§ Task directions
Retype each of the entries below exactly as written.

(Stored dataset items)
== == ==

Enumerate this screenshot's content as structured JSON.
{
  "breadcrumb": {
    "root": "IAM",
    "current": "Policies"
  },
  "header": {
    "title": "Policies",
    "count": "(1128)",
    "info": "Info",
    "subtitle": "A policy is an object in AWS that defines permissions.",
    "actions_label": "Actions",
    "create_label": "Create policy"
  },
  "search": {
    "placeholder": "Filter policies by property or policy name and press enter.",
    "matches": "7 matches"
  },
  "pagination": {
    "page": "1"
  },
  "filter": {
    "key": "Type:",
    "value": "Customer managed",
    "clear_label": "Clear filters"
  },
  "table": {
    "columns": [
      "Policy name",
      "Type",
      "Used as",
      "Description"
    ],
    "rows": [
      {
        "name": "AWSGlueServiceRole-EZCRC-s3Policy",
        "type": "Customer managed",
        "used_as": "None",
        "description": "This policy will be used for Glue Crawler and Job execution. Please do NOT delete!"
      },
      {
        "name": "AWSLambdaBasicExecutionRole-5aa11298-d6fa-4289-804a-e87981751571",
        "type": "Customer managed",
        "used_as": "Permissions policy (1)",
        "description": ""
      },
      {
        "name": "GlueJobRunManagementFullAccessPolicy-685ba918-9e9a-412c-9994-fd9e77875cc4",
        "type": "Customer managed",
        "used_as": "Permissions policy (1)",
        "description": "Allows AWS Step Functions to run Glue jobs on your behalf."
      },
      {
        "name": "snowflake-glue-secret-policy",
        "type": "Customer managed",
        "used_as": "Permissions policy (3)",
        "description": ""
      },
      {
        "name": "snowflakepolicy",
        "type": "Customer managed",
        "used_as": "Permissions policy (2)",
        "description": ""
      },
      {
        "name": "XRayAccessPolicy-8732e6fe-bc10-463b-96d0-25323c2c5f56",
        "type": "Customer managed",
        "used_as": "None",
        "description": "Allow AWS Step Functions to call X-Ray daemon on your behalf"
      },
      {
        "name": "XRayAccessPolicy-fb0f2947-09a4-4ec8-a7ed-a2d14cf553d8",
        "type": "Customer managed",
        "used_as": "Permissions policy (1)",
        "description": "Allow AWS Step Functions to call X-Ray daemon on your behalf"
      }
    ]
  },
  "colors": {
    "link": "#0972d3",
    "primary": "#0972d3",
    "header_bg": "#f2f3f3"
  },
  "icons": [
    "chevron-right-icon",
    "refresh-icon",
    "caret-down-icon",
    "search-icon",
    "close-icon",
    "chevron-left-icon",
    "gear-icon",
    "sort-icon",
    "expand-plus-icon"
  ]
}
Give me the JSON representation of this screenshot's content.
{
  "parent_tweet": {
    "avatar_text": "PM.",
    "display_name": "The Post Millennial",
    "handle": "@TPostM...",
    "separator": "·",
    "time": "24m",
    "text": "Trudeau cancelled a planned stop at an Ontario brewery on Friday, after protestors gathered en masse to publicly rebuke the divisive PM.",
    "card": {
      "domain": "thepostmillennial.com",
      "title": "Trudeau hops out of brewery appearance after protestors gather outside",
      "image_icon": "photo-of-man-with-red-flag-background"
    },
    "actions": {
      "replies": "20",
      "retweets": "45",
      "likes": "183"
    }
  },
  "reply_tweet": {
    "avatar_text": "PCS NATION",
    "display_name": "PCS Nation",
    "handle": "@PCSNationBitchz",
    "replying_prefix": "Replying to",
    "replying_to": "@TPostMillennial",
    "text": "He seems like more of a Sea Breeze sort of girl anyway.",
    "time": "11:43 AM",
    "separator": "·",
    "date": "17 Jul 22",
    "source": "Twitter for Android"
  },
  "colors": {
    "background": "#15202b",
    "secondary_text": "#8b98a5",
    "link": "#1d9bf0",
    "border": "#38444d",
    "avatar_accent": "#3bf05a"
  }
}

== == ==

§ Answer box
Enumerate this screenshot's content as structured JSON.
{
  "breadcrumb": {
    "root": "IAM",
    "current": "Policies"
  },
  "header": {
    "title": "Policies",
    "count": "(1128)",
    "info": "Info",
    "subtitle": "A policy is an object in AWS that defines permissions.",
    "actions_label": "Actions",
    "create_label": "Create policy"
  },
  "search": {
    "placeholder": "Filter policies by property or policy name and press enter.",
    "matches": "7 matches"
  },
  "pagination": {
    "page": "1"
  },
  "filter": {
    "key": "Type:",
    "value": "Customer managed",
    "clear_label": "Clear filters"
  },
  "table": {
    "columns": [
      "Policy name",
      "Type",
      "Used as",
      "Description"
    ],
    "rows": [
      {
        "name": "AWSGlueServiceRole-EZCRC-s3Policy",
        "type": "Customer managed",
        "used_as": "None",
        "description": "This policy will be used for Glue Crawler and Job execution. Please do NOT delete!"
      },
      {
        "name": "AWSLambdaBasicExecutionRole-5aa11298-d6fa-4289-804a-e87981751571",
        "type": "Customer managed",
        "used_as": "Permissions policy (1)",
        "description": ""
      },
      {
        "name": "GlueJobRunManagementFullAccessPolicy-685ba918-9e9a-412c-9994-fd9e77875cc4",
        "type": "Customer managed",
        "used_as": "Permissions policy (1)",
        "description": "Allows AWS Step Functions to run Glue jobs on your behalf."
      },
      {
        "name": "snowflake-glue-secret-policy",
        "type": "Customer managed",
        "used_as": "Permissions policy (3)",
        "description": ""
      },
      {
        "name": "snowflakepolicy",
        "type": "Customer managed",
        "used_as": "Permissions policy (2)",
        "description": ""
      },
      {
        "name": "XRayAccessPolicy-8732e6fe-bc10-463b-96d0-25323c2c5f56",
        "type": "Customer managed",
        "used_as": "None",
        "description": "Allow AWS Step Functions to call X-Ray daemon on your behalf"
      },
      {
        "name": "XRayAccessPolicy-fb0f2947-09a4-4ec8-a7ed-a2d14cf553d8",
        "type": "Customer managed",
        "used_as": "Permissions policy (1)",
        "description": "Allow AWS Step Functions to call X-Ray daemon on your behalf"
      }
    ]
  },
  "colors": {
    "link": "#0972d3",
    "primary": "#0972d3",
    "header_bg": "#f2f3f3"
  },
  "icons": [
    "chevron-right-icon",
    "refresh-icon",
    "caret-down-icon",
    "search-icon",
    "close-icon",
    "chevron-left-icon",
    "gear-icon",
    "sort-icon",
    "expand-plus-icon"
  ]
}
Give me the JSON representation of this screenshot's content.
{
  "parent_tweet": {
    "avatar_text": "PM.",
    "display_name": "The Post Millennial",
    "handle": "@TPostM...",
    "separator": "·",
    "time": "24m",
    "text": "Trudeau cancelled a planned stop at an Ontario brewery on Friday, after protestors gathered en masse to publicly rebuke the divisive PM.",
    "card": {
      "domain": "thepostmillennial.com",
      "title": "Trudeau hops out of brewery appearance after protestors gather outside",
      "image_icon": "photo-of-man-with-red-flag-background"
    },
    "actions": {
      "replies": "20",
      "retweets": "45",
      "likes": "183"
    }
  },
  "reply_tweet": {
    "avatar_text": "PCS NATION",
    "display_name": "PCS Nation",
    "handle": "@PCSNationBitchz",
    "replying_prefix": "Replying to",
    "replying_to": "@TPostMillennial",
    "text": "He seems like more of a Sea Breeze sort of girl anyway.",
    "time": "11:43 AM",
    "separator": "·",
    "date": "17 Jul 22",
    "source": "Twitter for Android"
  },
  "colors": {
    "background": "#15202b",
    "secondary_text": "#8b98a5",
    "link": "#1d9bf0",
    "border": "#38444d",
    "avatar_accent": "#3bf05a"
  }
}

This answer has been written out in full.